A library of cross-platform tested terminal/console command strings for
doing things like color and cursor positioning. This is a subset of both
ansi and vt100. All control codes included work on both Windows & Unix-like
OSes, except where noted.
var consoleControl = require(‘console-control-strings’)
console.log(consoleControl.color(‘blue’,‘bgRed’, ‘bold’) + ‘hi there’ + consoleControl.color(‘reset’))
There are tons of libraries similar to this one. I wanted one that was:
- Very clear about compatibility goals.
- Could emit, for instance, a start color code without an end one.
- Returned strings w/o writing to streams.
- Was not weighed down with other unrelated baggage.
var code = consoleControl.up(num = 1)
Returns the escape sequence to move num lines up.
var code = consoleControl.down(num = 1)
Returns the escape sequence to move num lines down.
var code = consoleControl.forward(num = 1)
Returns the escape sequence to move num lines righ.
var code = consoleControl.back(num = 1)
Returns the escape sequence to move num lines left.
var code = consoleControl.nextLine(num = 1)
Returns the escape sequence to move num lines down and to the beginning of
var code = consoleControl.previousLine(num = 1)
Returns the escape sequence to move num lines up and to the beginning of
var code = consoleControl.eraseData()
Returns the escape sequence to erase everything from the current cursor
position to the bottom right of the screen. This is line based, so it
erases the remainder of the current line and all following lines.
var code = consoleControl.eraseLine()
Returns the escape sequence to erase to the end of the current line.
var code = consoleControl.goto(x, y)
Returns the escape sequence to move the cursor to the designated position.
Note that the origin is 1, 1 not 0, 0.
var code = consoleControl.gotoSOL()
Returns the escape sequence to move the cursor to the beginning of the
current line. (That is, it returns a carriage return,
var code = consoleControl.beep()
Returns the escape sequence to cause the termianl to beep. (That is, it
returns unicode character
\x0007, a Control-G.)
var code = consoleControl.hideCursor()
Returns the escape sequence to hide the cursor.
var code = consoleControl.showCursor()
Returns the escape sequence to show the cursor.
var code = consoleControl.color(colors = )
var code = consoleControl.color(color1, color2, …, colorn)
Returns the escape sequence to set the current terminal display attributes
(mostly colors). Arguments can either be a list of attributes or an array
of attributes. The difference between passing in an array or list of colors
.color separately for each one, is that in the former case a
single escape sequence will be produced where as in the latter each change
will have its own distinct escape sequence. Each attribute can be one of:
- reset – Reset all attributes to the terminal default.
- bold – Display text as bold. In some terminals this means using a
bold font, in others this means changing the color. In some it means
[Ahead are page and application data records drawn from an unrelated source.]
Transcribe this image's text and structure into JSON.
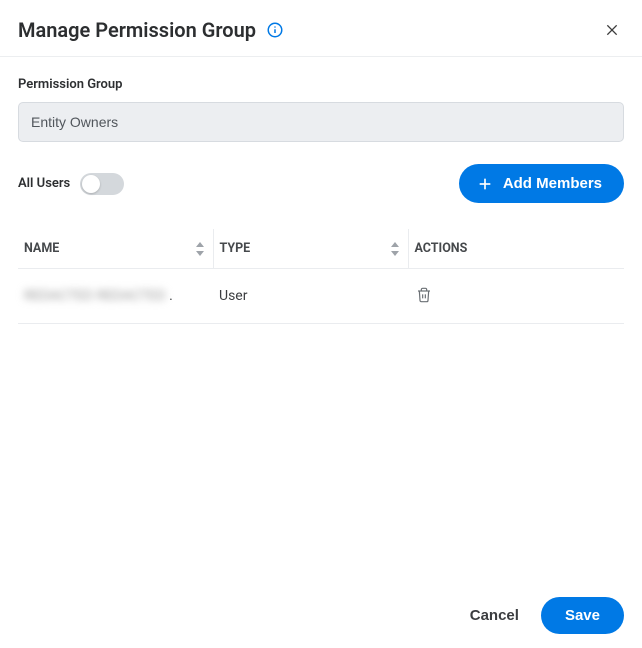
{
  "header": {
    "title": "Manage Permission Group",
    "info_icon_name": "info-icon",
    "close_icon_name": "close-icon"
  },
  "form": {
    "permission_group_label": "Permission Group",
    "permission_group_value": "Entity Owners",
    "all_users_label": "All Users",
    "all_users_on": false,
    "add_members_label": "Add Members"
  },
  "table": {
    "columns": {
      "name": "NAME",
      "type": "TYPE",
      "actions": "ACTIONS"
    },
    "rows": [
      {
        "name": "REDACTED REDACTED",
        "type": "User"
      }
    ]
  },
  "footer": {
    "cancel": "Cancel",
    "save": "Save"
  },
  "colors": {
    "primary": "#0079e5"
  }
}
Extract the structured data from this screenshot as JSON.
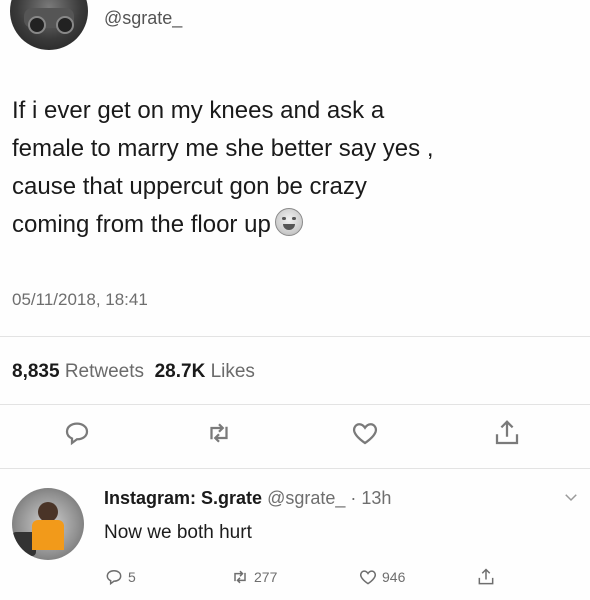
{
  "tweet": {
    "handle": "@sgrate_",
    "lines": [
      "If i ever get on my knees and ask a",
      "female to marry me she better say yes ,",
      "cause that uppercut gon be crazy",
      "coming from the floor up"
    ],
    "emoji": "crying-laughing-face",
    "timestamp": "05/11/2018, 18:41",
    "retweets_count": "8,835",
    "retweets_label": "Retweets",
    "likes_count": "28.7K",
    "likes_label": "Likes"
  },
  "reply": {
    "name": "Instagram: S.grate",
    "meta": "@sgrate_ · 13h",
    "text": "Now we both hurt",
    "reply_count": "5",
    "retweet_count": "277",
    "like_count": "946"
  },
  "icons": [
    "reply-icon",
    "retweet-icon",
    "like-icon",
    "share-icon",
    "chevron-down-icon"
  ],
  "colors": {
    "icon_gray": "#7a7a7a",
    "text_gray": "#6e6e6e"
  }
}
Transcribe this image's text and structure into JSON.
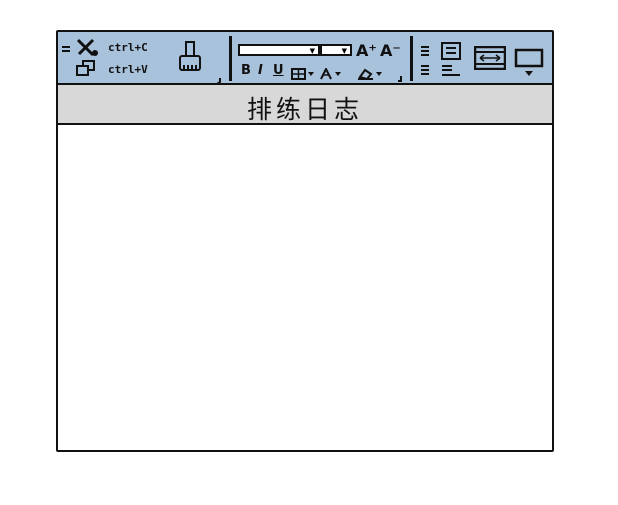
{
  "window": {
    "title": "排练日志"
  },
  "clipboard": {
    "copy_shortcut": "ctrl+C",
    "paste_shortcut": "ctrl+V",
    "icons": [
      "cut-icon",
      "copy-icon",
      "format-painter-icon"
    ]
  },
  "font": {
    "grow_label": "A⁺",
    "shrink_label": "A⁻",
    "bold_label": "B",
    "italic_label": "I",
    "underline_label": "U"
  },
  "colors": {
    "ribbon": "#a9c2db",
    "title_bar": "#d8d8d8",
    "outline": "#111111"
  }
}
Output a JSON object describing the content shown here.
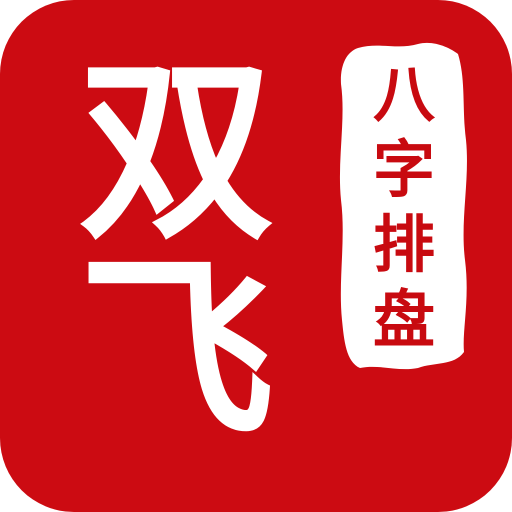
{
  "app_icon": {
    "main_chars": [
      "双",
      "飞"
    ],
    "seal_chars": [
      "八",
      "字",
      "排",
      "盘"
    ],
    "colors": {
      "background": "#cc0b12",
      "main_text": "#ffffff",
      "seal_bg": "#ffffff",
      "seal_text": "#c80a10"
    }
  }
}
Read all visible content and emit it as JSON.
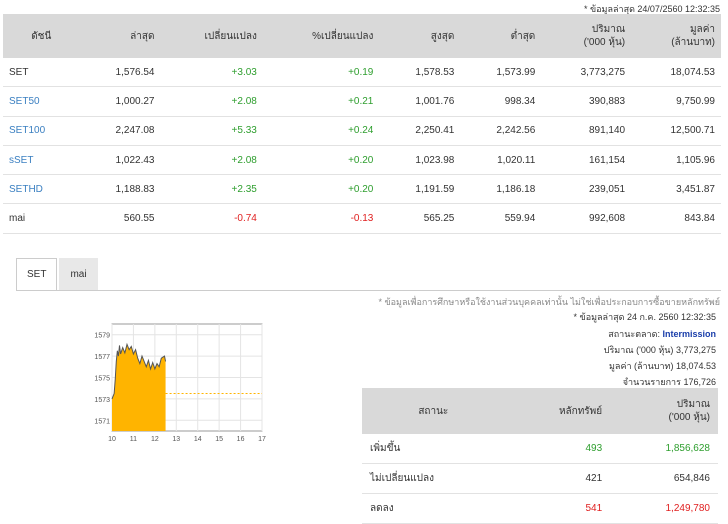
{
  "top_note": "* ข้อมูลล่าสุด 24/07/2560 12:32:35",
  "index_table": {
    "headers": [
      "ดัชนี",
      "ล่าสุด",
      "เปลี่ยนแปลง",
      "%เปลี่ยนแปลง",
      "สูงสุด",
      "ต่ำสุด",
      "ปริมาณ\n('000 หุ้น)",
      "มูลค่า\n(ล้านบาท)"
    ],
    "rows": [
      {
        "name": "SET",
        "last": "1,576.54",
        "change": "+3.03",
        "pct": "+0.19",
        "high": "1,578.53",
        "low": "1,573.99",
        "volume": "3,773,275",
        "value": "18,074.53",
        "link": false,
        "dir": "up"
      },
      {
        "name": "SET50",
        "last": "1,000.27",
        "change": "+2.08",
        "pct": "+0.21",
        "high": "1,001.76",
        "low": "998.34",
        "volume": "390,883",
        "value": "9,750.99",
        "link": true,
        "dir": "up"
      },
      {
        "name": "SET100",
        "last": "2,247.08",
        "change": "+5.33",
        "pct": "+0.24",
        "high": "2,250.41",
        "low": "2,242.56",
        "volume": "891,140",
        "value": "12,500.71",
        "link": true,
        "dir": "up"
      },
      {
        "name": "sSET",
        "last": "1,022.43",
        "change": "+2.08",
        "pct": "+0.20",
        "high": "1,023.98",
        "low": "1,020.11",
        "volume": "161,154",
        "value": "1,105.96",
        "link": true,
        "dir": "up"
      },
      {
        "name": "SETHD",
        "last": "1,188.83",
        "change": "+2.35",
        "pct": "+0.20",
        "high": "1,191.59",
        "low": "1,186.18",
        "volume": "239,051",
        "value": "3,451.87",
        "link": true,
        "dir": "up"
      },
      {
        "name": "mai",
        "last": "560.55",
        "change": "-0.74",
        "pct": "-0.13",
        "high": "565.25",
        "low": "559.94",
        "volume": "992,608",
        "value": "843.84",
        "link": false,
        "dir": "down"
      }
    ]
  },
  "tabs": [
    {
      "label": "SET",
      "active": true
    },
    {
      "label": "mai",
      "active": false
    }
  ],
  "disclaimer": "* ข้อมูลเพื่อการศึกษาหรือใช้งานส่วนบุคคลเท่านั้น ไม่ใช่เพื่อประกอบการซื้อขายหลักทรัพย์",
  "market_info": {
    "updated": "* ข้อมูลล่าสุด 24 ก.ค. 2560 12:32:35",
    "status_label": "สถานะตลาด:",
    "status_value": "Intermission",
    "volume_label": "ปริมาณ ('000 หุ้น)",
    "volume_value": "3,773,275",
    "value_label": "มูลค่า (ล้านบาท)",
    "value_value": "18,074.53",
    "trades_label": "จำนวนรายการ",
    "trades_value": "176,726"
  },
  "chart_data": {
    "type": "area",
    "title": "",
    "xlabel": "",
    "ylabel": "",
    "y_ticks": [
      "1579",
      "1577",
      "1575",
      "1573",
      "1571"
    ],
    "x_ticks": [
      "10",
      "11",
      "12",
      "13",
      "14",
      "15",
      "16",
      "17"
    ],
    "xlim": [
      10,
      17
    ],
    "ylim": [
      1570,
      1580
    ],
    "prior_close": 1573.51,
    "x": [
      10.0,
      10.1,
      10.15,
      10.2,
      10.25,
      10.3,
      10.35,
      10.4,
      10.5,
      10.6,
      10.7,
      10.8,
      10.9,
      11.0,
      11.1,
      11.2,
      11.3,
      11.4,
      11.5,
      11.6,
      11.7,
      11.8,
      11.9,
      12.0,
      12.1,
      12.2,
      12.3,
      12.45,
      12.5
    ],
    "values": [
      1573.0,
      1573.5,
      1574.8,
      1576.5,
      1577.5,
      1577.0,
      1578.0,
      1577.2,
      1577.8,
      1577.3,
      1578.1,
      1577.6,
      1577.9,
      1577.2,
      1577.6,
      1576.8,
      1576.3,
      1577.0,
      1576.5,
      1576.0,
      1576.6,
      1575.8,
      1576.4,
      1575.8,
      1576.3,
      1576.0,
      1576.8,
      1577.0,
      1576.5
    ],
    "area_color": "#ffb400",
    "line_color": "#555555",
    "ref_color": "#ffb400"
  },
  "stat_table": {
    "headers": [
      "สถานะ",
      "หลักทรัพย์",
      "ปริมาณ\n('000 หุ้น)"
    ],
    "rows": [
      {
        "label": "เพิ่มขึ้น",
        "count": "493",
        "volume": "1,856,628",
        "dir": "up"
      },
      {
        "label": "ไม่เปลี่ยนแปลง",
        "count": "421",
        "volume": "654,846",
        "dir": "same"
      },
      {
        "label": "ลดลง",
        "count": "541",
        "volume": "1,249,780",
        "dir": "down"
      }
    ]
  },
  "colors": {
    "up": "#2e9e2e",
    "down": "#e02020",
    "link": "#3a7fc1",
    "status": "#1a3eaa"
  }
}
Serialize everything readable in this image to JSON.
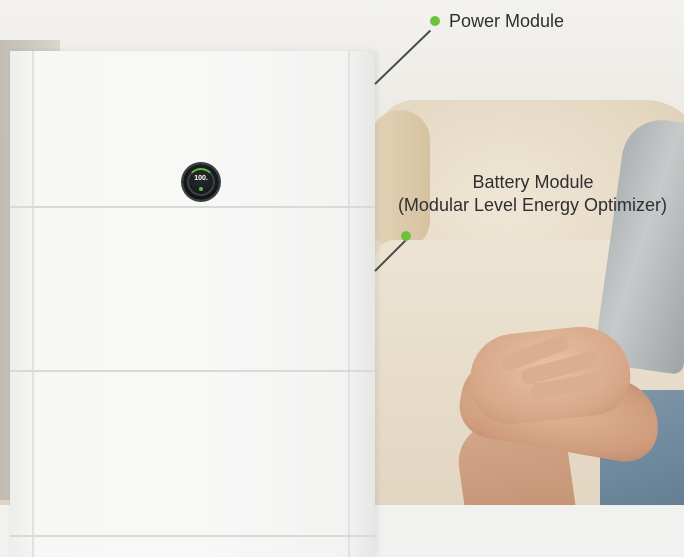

- italic – Display text as italic. This is not available in most Windows terminals.
- underline – Underline text. This is not available in most Windows Terminals.
- inverse – Invert the foreground and background colors.
- stopBold – Do not display text as bold.
- stopItalic – Do not display text as italic.
- stopUnderline – Do not underline text.
- stopInverse – Do not invert foreground and background.
- grey / brightBlack
- Background Colors:
- bgGrey / bgBrightBlack